- Much of the detailed data of OC can’t be rendered via sprites (or any practical kind of game graphics).
- The inspection tool is a primary mechanism for gaining access to detailed data.
- A wide variety of dialogs are used to present all sorts of different kinds of information within the game. Most have both graphical and text components. They’re all designed to present information in a fun and effective way, and to help players imagine the worlds of OC.
- OC can be a complicated game, but usability is a high development priority. It’s my hope that navigating and exploring all the detail of a OC world is smooth and intuitive.
The Inspection Tool
Any entity or world space in OC can be examined by clicking on it with the tile inspection tool selected. When the tool is used, an interface pops up providing all sorts of detailed information about the location that was selected. The location’s biome, current temperature, wind rating, elevation, region details, ground covering, microfauna life densities, and more context-specific information is provided in the dialog. For example, when a human is clicked, all sorts of information about that human is presented in a way specific to that sort of entity.

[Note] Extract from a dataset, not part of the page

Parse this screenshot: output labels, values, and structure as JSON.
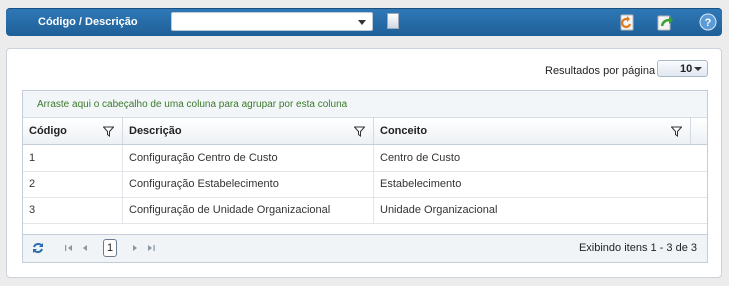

In the screenshot above, a wind power station has been clicked with the inspection tool. The interface on the left of the screenshot is the inspection dialog itself, showing information about the location that was selected. Near the bottom of this dialog, a pair of context specific buttons are visible, one for viewing details about the item (this will show things like the material composition of the power station and its subcomponents) and the other showing information about the functionality of the resource generator.
In this example, the “View Generator Info” button was clicked, and information related specifically to wind power generation is displayed, such as the current wind velocity, availability of wind at this particular station, and the station’s current energy reserves.
This is just one example of viewing detailed data in OC. While the entities and specific sorts of information vary greatly, the general principles for accessing the data remain constant. As you browse the website and see screenshots and videos of the game, hopefully this post will have given some context to the variety of informational dialogs and interfaces that you’ll be seeing.